Each entry is to be retyped exactly as it appears. Leave the images out.

───

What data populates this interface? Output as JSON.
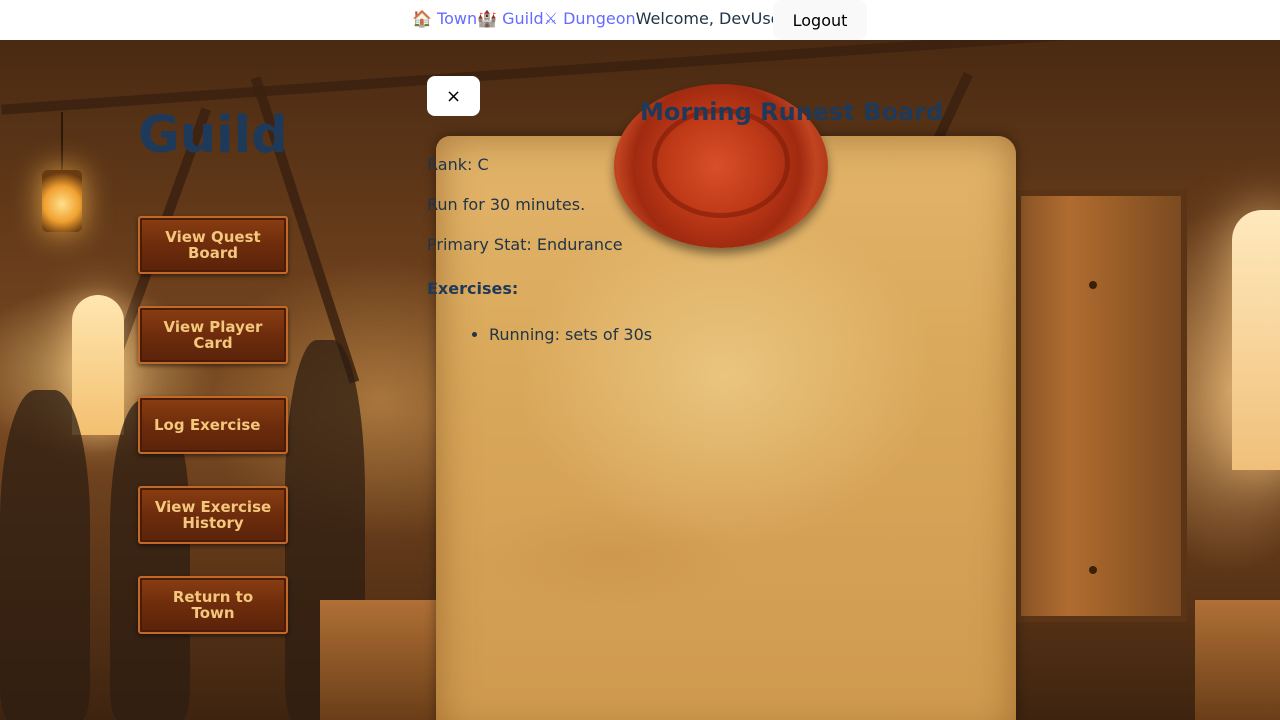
{
  "nav": {
    "town_link": "🏠 Town",
    "guild_link": "🏰 Guild",
    "dungeon_link": "⚔ Dungeon",
    "welcome": "Welcome, DevUser!",
    "logout_label": "Logout"
  },
  "guild": {
    "title": "Guild",
    "buttons": [
      {
        "label": "View Quest Board"
      },
      {
        "label": "View Player Card"
      },
      {
        "label": "Log Exercise"
      },
      {
        "label": "View Exercise History"
      },
      {
        "label": "Return to Town"
      }
    ]
  },
  "quest": {
    "close_label": "×",
    "title": "Morning Runest Board",
    "rank": "Rank: C",
    "description": "Run for 30 minutes.",
    "primary_stat": "Primary Stat: Endurance",
    "exercises_heading": "Exercises:",
    "exercises": [
      "Running: sets of 30s"
    ]
  },
  "colors": {
    "nav_link": "#646cff",
    "heading": "#1e3a5a",
    "button_text": "#f3c77c",
    "seal": "#c03a18"
  }
}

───

(Solution)
What data populates this interface? Output as JSON.
{
  "nav": {
    "town_link": "🏠 Town",
    "guild_link": "🏰 Guild",
    "dungeon_link": "⚔ Dungeon",
    "welcome": "Welcome, DevUser!",
    "logout_label": "Logout"
  },
  "guild": {
    "title": "Guild",
    "buttons": [
      {
        "label": "View Quest Board"
      },
      {
        "label": "View Player Card"
      },
      {
        "label": "Log Exercise"
      },
      {
        "label": "View Exercise History"
      },
      {
        "label": "Return to Town"
      }
    ]
  },
  "quest": {
    "close_label": "×",
    "title": "Morning Runest Board",
    "rank": "Rank: C",
    "description": "Run for 30 minutes.",
    "primary_stat": "Primary Stat: Endurance",
    "exercises_heading": "Exercises:",
    "exercises": [
      "Running: sets of 30s"
    ]
  },
  "colors": {
    "nav_link": "#646cff",
    "heading": "#1e3a5a",
    "button_text": "#f3c77c",
    "seal": "#c03a18"
  }
}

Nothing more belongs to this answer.